• Problem
Give back all the entries below. Omit none of them.

(Interface dataset entries)
== == ==
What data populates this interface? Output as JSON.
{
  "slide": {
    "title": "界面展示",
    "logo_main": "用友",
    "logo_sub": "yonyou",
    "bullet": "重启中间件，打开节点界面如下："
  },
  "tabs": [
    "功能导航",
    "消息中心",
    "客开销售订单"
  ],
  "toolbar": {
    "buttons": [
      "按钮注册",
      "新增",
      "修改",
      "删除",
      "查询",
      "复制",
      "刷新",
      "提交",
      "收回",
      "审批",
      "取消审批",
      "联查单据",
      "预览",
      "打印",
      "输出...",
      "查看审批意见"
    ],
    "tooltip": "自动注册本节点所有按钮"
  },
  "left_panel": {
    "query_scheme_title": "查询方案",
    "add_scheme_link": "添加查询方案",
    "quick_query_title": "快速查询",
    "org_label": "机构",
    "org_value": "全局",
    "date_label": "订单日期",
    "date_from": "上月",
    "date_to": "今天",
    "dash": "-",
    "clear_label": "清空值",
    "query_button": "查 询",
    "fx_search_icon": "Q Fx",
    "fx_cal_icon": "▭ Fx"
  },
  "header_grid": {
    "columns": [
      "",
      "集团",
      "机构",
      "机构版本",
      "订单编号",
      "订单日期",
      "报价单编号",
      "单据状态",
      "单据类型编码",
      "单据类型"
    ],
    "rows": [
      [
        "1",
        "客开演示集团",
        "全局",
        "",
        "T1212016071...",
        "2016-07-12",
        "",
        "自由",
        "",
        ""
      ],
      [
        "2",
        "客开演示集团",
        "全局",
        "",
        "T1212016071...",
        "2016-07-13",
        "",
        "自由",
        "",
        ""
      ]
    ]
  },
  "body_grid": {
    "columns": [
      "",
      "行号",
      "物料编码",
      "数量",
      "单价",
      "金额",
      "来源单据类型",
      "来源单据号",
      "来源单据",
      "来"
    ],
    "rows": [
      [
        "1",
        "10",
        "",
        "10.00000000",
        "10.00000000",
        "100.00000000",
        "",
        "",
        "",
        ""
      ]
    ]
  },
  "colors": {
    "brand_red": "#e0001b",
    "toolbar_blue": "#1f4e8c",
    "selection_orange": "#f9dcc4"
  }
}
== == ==
• Reply
What data populates this interface? Output as JSON.
{
  "slide": {
    "title": "界面展示",
    "logo_main": "用友",
    "logo_sub": "yonyou",
    "bullet": "重启中间件，打开节点界面如下："
  },
  "tabs": [
    "功能导航",
    "消息中心",
    "客开销售订单"
  ],
  "toolbar": {
    "buttons": [
      "按钮注册",
      "新增",
      "修改",
      "删除",
      "查询",
      "复制",
      "刷新",
      "提交",
      "收回",
      "审批",
      "取消审批",
      "联查单据",
      "预览",
      "打印",
      "输出...",
      "查看审批意见"
    ],
    "tooltip": "自动注册本节点所有按钮"
  },
  "left_panel": {
    "query_scheme_title": "查询方案",
    "add_scheme_link": "添加查询方案",
    "quick_query_title": "快速查询",
    "org_label": "机构",
    "org_value": "全局",
    "date_label": "订单日期",
    "date_from": "上月",
    "date_to": "今天",
    "dash": "-",
    "clear_label": "清空值",
    "query_button": "查 询",
    "fx_search_icon": "Q Fx",
    "fx_cal_icon": "▭ Fx"
  },
  "header_grid": {
    "columns": [
      "",
      "集团",
      "机构",
      "机构版本",
      "订单编号",
      "订单日期",
      "报价单编号",
      "单据状态",
      "单据类型编码",
      "单据类型"
    ],
    "rows": [
      [
        "1",
        "客开演示集团",
        "全局",
        "",
        "T1212016071...",
        "2016-07-12",
        "",
        "自由",
        "",
        ""
      ],
      [
        "2",
        "客开演示集团",
        "全局",
        "",
        "T1212016071...",
        "2016-07-13",
        "",
        "自由",
        "",
        ""
      ]
    ]
  },
  "body_grid": {
    "columns": [
      "",
      "行号",
      "物料编码",
      "数量",
      "单价",
      "金额",
      "来源单据类型",
      "来源单据号",
      "来源单据",
      "来"
    ],
    "rows": [
      [
        "1",
        "10",
        "",
        "10.00000000",
        "10.00000000",
        "100.00000000",
        "",
        "",
        "",
        ""
      ]
    ]
  },
  "colors": {
    "brand_red": "#e0001b",
    "toolbar_blue": "#1f4e8c",
    "selection_orange": "#f9dcc4"
  }
}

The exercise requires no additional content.